- Given data:
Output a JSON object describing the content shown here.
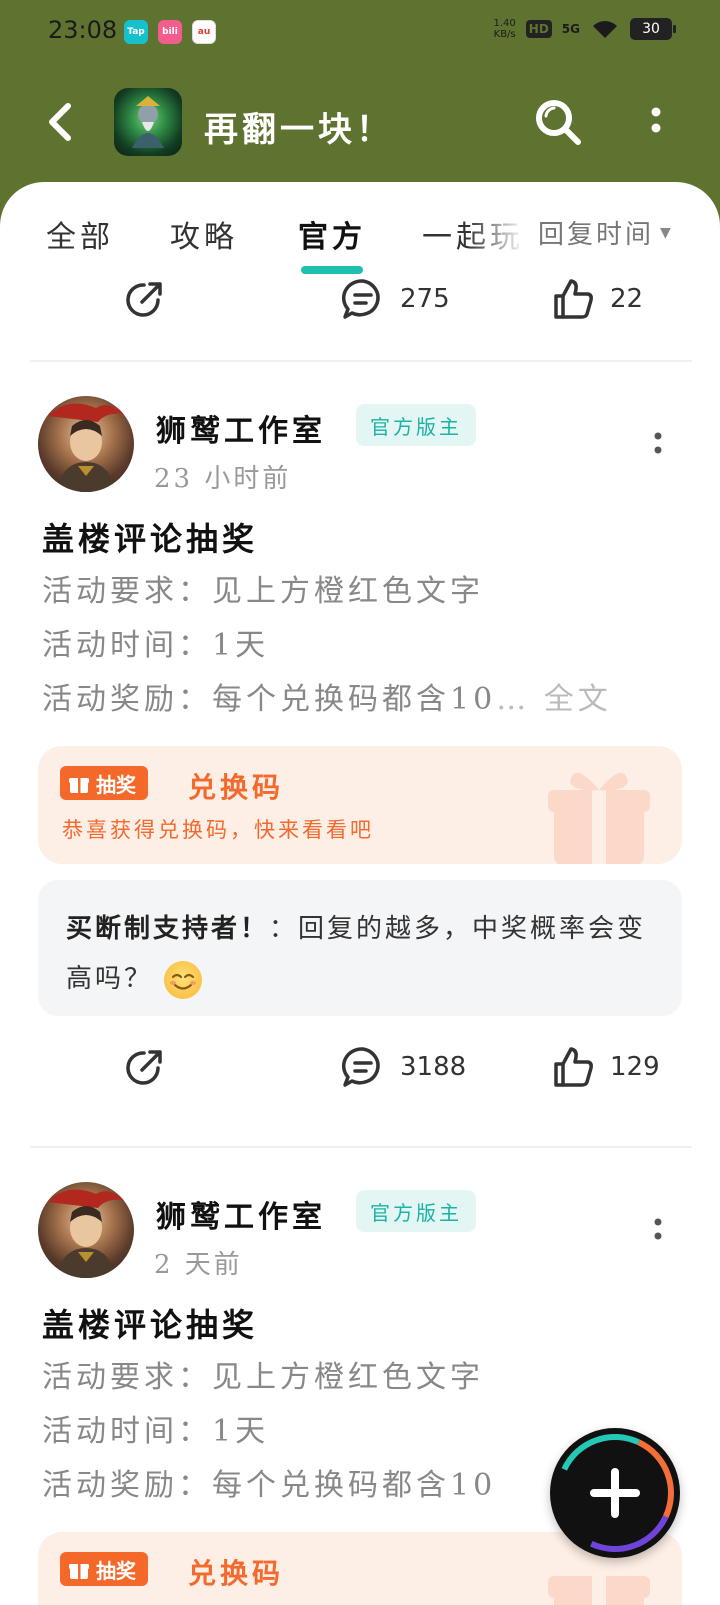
{
  "status_bar": {
    "time": "23:08",
    "apps": [
      {
        "name": "TapTap",
        "label": "Tap",
        "color": "#16c1cd"
      },
      {
        "name": "bilibili",
        "label": "bili",
        "color": "#f25d8e"
      },
      {
        "name": "au-app",
        "label": "au",
        "color": "#e63b2e"
      }
    ],
    "net_speed_top": "1.40",
    "net_speed_unit": "KB/s",
    "hd": "HD",
    "network": "5G",
    "battery": "30"
  },
  "header": {
    "game_title": "再翻一块！"
  },
  "tabs": {
    "items": [
      "全部",
      "攻略",
      "官方",
      "一起玩"
    ],
    "active_index": 2,
    "sort_label": "回复时间"
  },
  "top_actions": {
    "comments": "275",
    "likes": "22"
  },
  "posts": [
    {
      "author": "狮鹫工作室",
      "badge": "官方版主",
      "time": "23 小时前",
      "title": "盖楼评论抽奖",
      "line1": "活动要求：见上方橙红色文字",
      "line2": "活动时间：1天",
      "line3": "活动奖励：每个兑换码都含10",
      "line3_more": "…",
      "full_text": "全文",
      "lottery": {
        "tag": "抽奖",
        "title": "兑换码",
        "subtitle": "恭喜获得兑换码，快来看看吧"
      },
      "comment": {
        "author": "买断制支持者！",
        "separator": "：",
        "text": "回复的越多，中奖概率会变高吗？"
      },
      "comments": "3188",
      "likes": "129"
    },
    {
      "author": "狮鹫工作室",
      "badge": "官方版主",
      "time": "2 天前",
      "title": "盖楼评论抽奖",
      "line1": "活动要求：见上方橙红色文字",
      "line2": "活动时间：1天",
      "line3": "活动奖励：每个兑换码都含10",
      "lottery": {
        "tag": "抽奖",
        "title": "兑换码"
      }
    }
  ],
  "colors": {
    "header_bg": "#5f7330",
    "accent": "#1fbfb1",
    "lottery_orange": "#f26a2e"
  }
}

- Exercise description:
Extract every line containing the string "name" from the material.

- Reply to the exercise:
        "name": "TapTap",
        "name": "bilibili",
        "name": "au-app",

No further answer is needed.